RECORDS SUPPLIED:
<<<<
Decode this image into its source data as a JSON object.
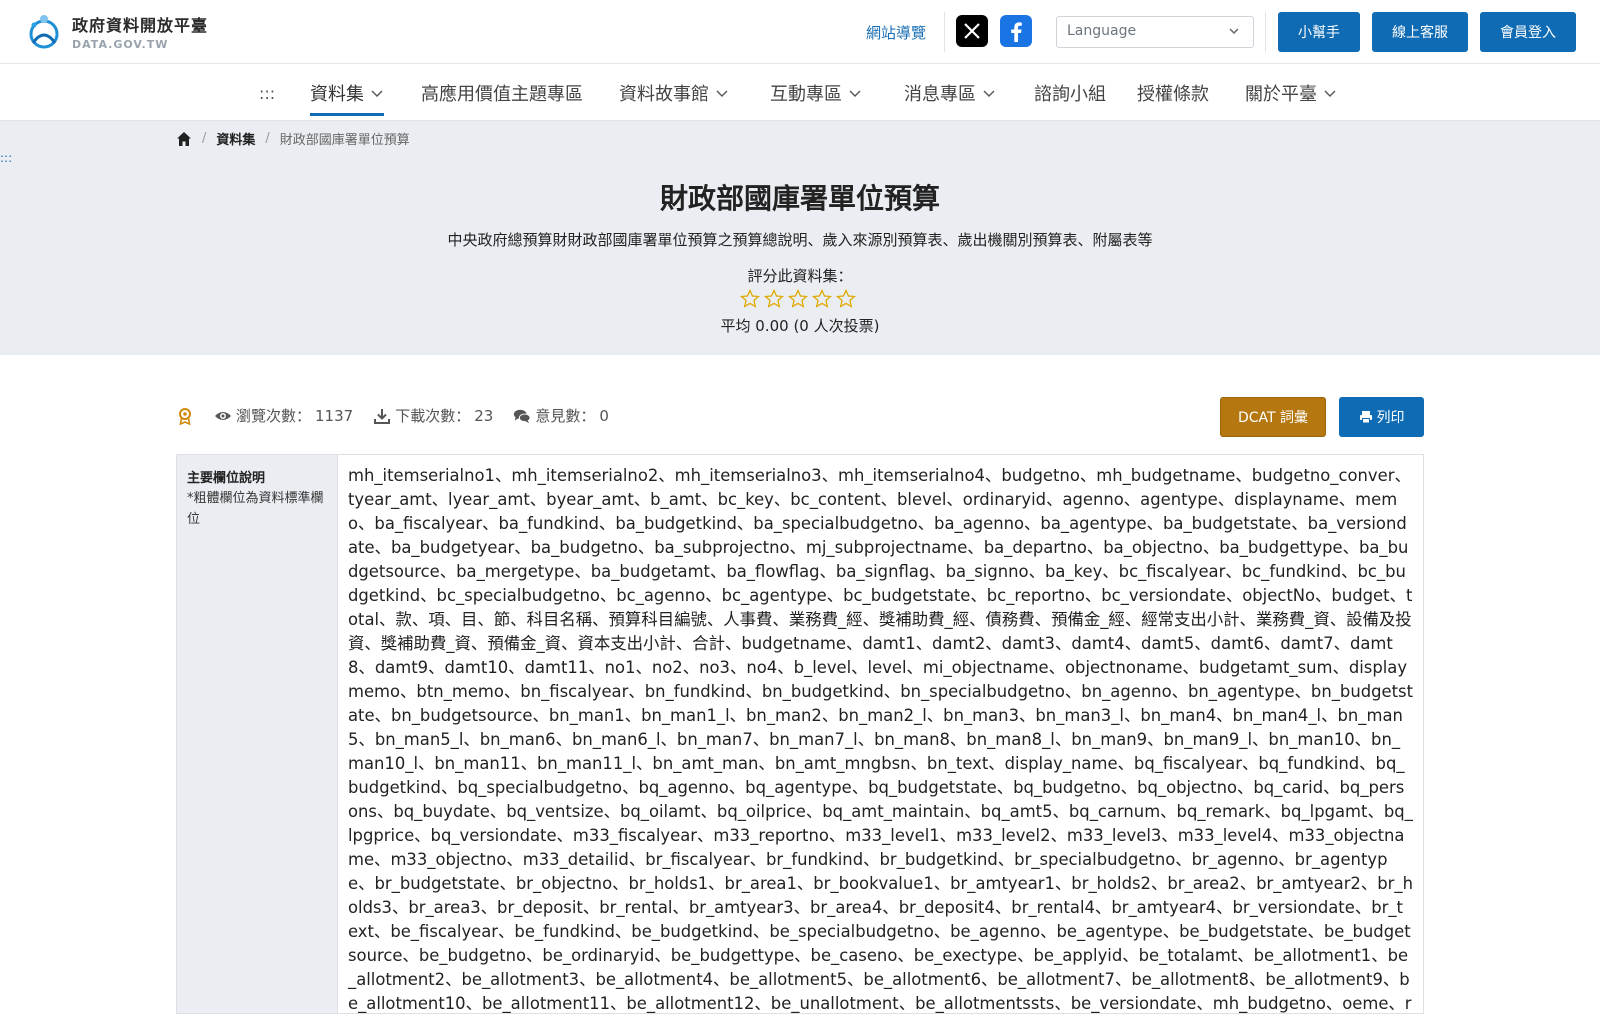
{
  "header": {
    "logo_main": "政府資料開放平臺",
    "logo_sub": "DATA.GOV.TW",
    "sitemap_label": "網站導覽",
    "language_placeholder": "Language",
    "help_label": "小幫手",
    "service_label": "線上客服",
    "login_label": "會員登入"
  },
  "nav": {
    "skip_label": ":::",
    "items": [
      {
        "label": "資料集"
      },
      {
        "label": "高應用價值主題專區"
      },
      {
        "label": "資料故事館"
      },
      {
        "label": "互動專區"
      },
      {
        "label": "消息專區"
      },
      {
        "label": "諮詢小組"
      },
      {
        "label": "授權條款"
      },
      {
        "label": "關於平臺"
      }
    ]
  },
  "breadcrumb": {
    "level1": "資料集",
    "current": "財政部國庫署單位預算"
  },
  "hero": {
    "skip_label": ":::",
    "title": "財政部國庫署單位預算",
    "description": "中央政府總預算財財政部國庫署單位預算之預算總說明、歲入來源別預算表、歲出機關別預算表、附屬表等",
    "rate_label": "評分此資料集：",
    "rating_value": 0,
    "rating_max": 5,
    "average_text": "平均 0.00 (0 人次投票)"
  },
  "stats": {
    "views_label": "瀏覽次數：",
    "views_value": "1137",
    "downloads_label": "下載次數：",
    "downloads_value": "23",
    "comments_label": "意見數：",
    "comments_value": "0"
  },
  "actions": {
    "dcat_label": "DCAT 詞彙",
    "print_label": "列印"
  },
  "fields": {
    "label_title": "主要欄位說明",
    "label_note": "*粗體欄位為資料標準欄位",
    "value": "mh_itemserialno1、mh_itemserialno2、mh_itemserialno3、mh_itemserialno4、budgetno、mh_budgetname、budgetno_conver、tyear_amt、lyear_amt、byear_amt、b_amt、bc_key、bc_content、blevel、ordinaryid、agenno、agentype、displayname、memo、ba_fiscalyear、ba_fundkind、ba_budgetkind、ba_specialbudgetno、ba_agenno、ba_agentype、ba_budgetstate、ba_versiondate、ba_budgetyear、ba_budgetno、ba_subprojectno、mj_subprojectname、ba_departno、ba_objectno、ba_budgettype、ba_budgetsource、ba_mergetype、ba_budgetamt、ba_flowflag、ba_signflag、ba_signno、ba_key、bc_fiscalyear、bc_fundkind、bc_budgetkind、bc_specialbudgetno、bc_agenno、bc_agentype、bc_budgetstate、bc_reportno、bc_versiondate、objectNo、budget、total、款、項、目、節、科目名稱、預算科目編號、人事費、業務費_經、獎補助費_經、債務費、預備金_經、經常支出小計、業務費_資、設備及投資、獎補助費_資、預備金_資、資本支出小計、合計、budgetname、damt1、damt2、damt3、damt4、damt5、damt6、damt7、damt8、damt9、damt10、damt11、no1、no2、no3、no4、b_level、level、mi_objectname、objectnoname、budgetamt_sum、displaymemo、btn_memo、bn_fiscalyear、bn_fundkind、bn_budgetkind、bn_specialbudgetno、bn_agenno、bn_agentype、bn_budgetstate、bn_budgetsource、bn_man1、bn_man1_l、bn_man2、bn_man2_l、bn_man3、bn_man3_l、bn_man4、bn_man4_l、bn_man5、bn_man5_l、bn_man6、bn_man6_l、bn_man7、bn_man7_l、bn_man8、bn_man8_l、bn_man9、bn_man9_l、bn_man10、bn_man10_l、bn_man11、bn_man11_l、bn_amt_man、bn_amt_mngbsn、bn_text、display_name、bq_fiscalyear、bq_fundkind、bq_budgetkind、bq_specialbudgetno、bq_agenno、bq_agentype、bq_budgetstate、bq_budgetno、bq_objectno、bq_carid、bq_persons、bq_buydate、bq_ventsize、bq_oilamt、bq_oilprice、bq_amt_maintain、bq_amt5、bq_carnum、bq_remark、bq_lpgamt、bq_lpgprice、bq_versiondate、m33_fiscalyear、m33_reportno、m33_level1、m33_level2、m33_level3、m33_level4、m33_objectname、m33_objectno、m33_detailid、br_fiscalyear、br_fundkind、br_budgetkind、br_specialbudgetno、br_agenno、br_agentype、br_budgetstate、br_objectno、br_holds1、br_area1、br_bookvalue1、br_amtyear1、br_holds2、br_area2、br_amtyear2、br_holds3、br_area3、br_deposit、br_rental、br_amtyear3、br_area4、br_deposit4、br_rental4、br_amtyear4、br_versiondate、br_text、be_fiscalyear、be_fundkind、be_budgetkind、be_specialbudgetno、be_agenno、be_agentype、be_budgetstate、be_budgetsource、be_budgetno、be_ordinaryid、be_budgettype、be_caseno、be_exectype、be_applyid、be_totalamt、be_allotment1、be_allotment2、be_allotment3、be_allotment4、be_allotment5、be_allotment6、be_allotment7、be_allotment8、be_allotment9、be_allotment10、be_allotment11、be_allotment12、be_unallotment、be_allotmentssts、be_versiondate、mh_budgetno、oeme、reme、bh_fiscalyear、bh_fundkind、bh_budgetkind、bh_specialbudgetno、bh_agenno、bh_"
  },
  "colors": {
    "primary": "#0f6cb4",
    "dcat": "#b5770f",
    "hero_bg": "#eaeef2",
    "star": "#e0a800"
  },
  "icons": [
    "logo-icon",
    "x-icon",
    "facebook-icon",
    "chevron-down-icon",
    "home-icon",
    "award-icon",
    "eye-icon",
    "download-icon",
    "comments-icon",
    "print-icon",
    "star-icon"
  ]
}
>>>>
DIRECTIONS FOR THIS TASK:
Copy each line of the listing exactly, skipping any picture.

YOUR SOLUTION:
Decode this image into its source data as a JSON object.
{
  "header": {
    "logo_main": "政府資料開放平臺",
    "logo_sub": "DATA.GOV.TW",
    "sitemap_label": "網站導覽",
    "language_placeholder": "Language",
    "help_label": "小幫手",
    "service_label": "線上客服",
    "login_label": "會員登入"
  },
  "nav": {
    "skip_label": ":::",
    "items": [
      {
        "label": "資料集"
      },
      {
        "label": "高應用價值主題專區"
      },
      {
        "label": "資料故事館"
      },
      {
        "label": "互動專區"
      },
      {
        "label": "消息專區"
      },
      {
        "label": "諮詢小組"
      },
      {
        "label": "授權條款"
      },
      {
        "label": "關於平臺"
      }
    ]
  },
  "breadcrumb": {
    "level1": "資料集",
    "current": "財政部國庫署單位預算"
  },
  "hero": {
    "skip_label": ":::",
    "title": "財政部國庫署單位預算",
    "description": "中央政府總預算財財政部國庫署單位預算之預算總說明、歲入來源別預算表、歲出機關別預算表、附屬表等",
    "rate_label": "評分此資料集：",
    "rating_value": 0,
    "rating_max": 5,
    "average_text": "平均 0.00 (0 人次投票)"
  },
  "stats": {
    "views_label": "瀏覽次數：",
    "views_value": "1137",
    "downloads_label": "下載次數：",
    "downloads_value": "23",
    "comments_label": "意見數：",
    "comments_value": "0"
  },
  "actions": {
    "dcat_label": "DCAT 詞彙",
    "print_label": "列印"
  },
  "fields": {
    "label_title": "主要欄位說明",
    "label_note": "*粗體欄位為資料標準欄位",
    "value": "mh_itemserialno1、mh_itemserialno2、mh_itemserialno3、mh_itemserialno4、budgetno、mh_budgetname、budgetno_conver、tyear_amt、lyear_amt、byear_amt、b_amt、bc_key、bc_content、blevel、ordinaryid、agenno、agentype、displayname、memo、ba_fiscalyear、ba_fundkind、ba_budgetkind、ba_specialbudgetno、ba_agenno、ba_agentype、ba_budgetstate、ba_versiondate、ba_budgetyear、ba_budgetno、ba_subprojectno、mj_subprojectname、ba_departno、ba_objectno、ba_budgettype、ba_budgetsource、ba_mergetype、ba_budgetamt、ba_flowflag、ba_signflag、ba_signno、ba_key、bc_fiscalyear、bc_fundkind、bc_budgetkind、bc_specialbudgetno、bc_agenno、bc_agentype、bc_budgetstate、bc_reportno、bc_versiondate、objectNo、budget、total、款、項、目、節、科目名稱、預算科目編號、人事費、業務費_經、獎補助費_經、債務費、預備金_經、經常支出小計、業務費_資、設備及投資、獎補助費_資、預備金_資、資本支出小計、合計、budgetname、damt1、damt2、damt3、damt4、damt5、damt6、damt7、damt8、damt9、damt10、damt11、no1、no2、no3、no4、b_level、level、mi_objectname、objectnoname、budgetamt_sum、displaymemo、btn_memo、bn_fiscalyear、bn_fundkind、bn_budgetkind、bn_specialbudgetno、bn_agenno、bn_agentype、bn_budgetstate、bn_budgetsource、bn_man1、bn_man1_l、bn_man2、bn_man2_l、bn_man3、bn_man3_l、bn_man4、bn_man4_l、bn_man5、bn_man5_l、bn_man6、bn_man6_l、bn_man7、bn_man7_l、bn_man8、bn_man8_l、bn_man9、bn_man9_l、bn_man10、bn_man10_l、bn_man11、bn_man11_l、bn_amt_man、bn_amt_mngbsn、bn_text、display_name、bq_fiscalyear、bq_fundkind、bq_budgetkind、bq_specialbudgetno、bq_agenno、bq_agentype、bq_budgetstate、bq_budgetno、bq_objectno、bq_carid、bq_persons、bq_buydate、bq_ventsize、bq_oilamt、bq_oilprice、bq_amt_maintain、bq_amt5、bq_carnum、bq_remark、bq_lpgamt、bq_lpgprice、bq_versiondate、m33_fiscalyear、m33_reportno、m33_level1、m33_level2、m33_level3、m33_level4、m33_objectname、m33_objectno、m33_detailid、br_fiscalyear、br_fundkind、br_budgetkind、br_specialbudgetno、br_agenno、br_agentype、br_budgetstate、br_objectno、br_holds1、br_area1、br_bookvalue1、br_amtyear1、br_holds2、br_area2、br_amtyear2、br_holds3、br_area3、br_deposit、br_rental、br_amtyear3、br_area4、br_deposit4、br_rental4、br_amtyear4、br_versiondate、br_text、be_fiscalyear、be_fundkind、be_budgetkind、be_specialbudgetno、be_agenno、be_agentype、be_budgetstate、be_budgetsource、be_budgetno、be_ordinaryid、be_budgettype、be_caseno、be_exectype、be_applyid、be_totalamt、be_allotment1、be_allotment2、be_allotment3、be_allotment4、be_allotment5、be_allotment6、be_allotment7、be_allotment8、be_allotment9、be_allotment10、be_allotment11、be_allotment12、be_unallotment、be_allotmentssts、be_versiondate、mh_budgetno、oeme、reme、bh_fiscalyear、bh_fundkind、bh_budgetkind、bh_specialbudgetno、bh_agenno、bh_"
  },
  "colors": {
    "primary": "#0f6cb4",
    "dcat": "#b5770f",
    "hero_bg": "#eaeef2",
    "star": "#e0a800"
  },
  "icons": [
    "logo-icon",
    "x-icon",
    "facebook-icon",
    "chevron-down-icon",
    "home-icon",
    "award-icon",
    "eye-icon",
    "download-icon",
    "comments-icon",
    "print-icon",
    "star-icon"
  ]
}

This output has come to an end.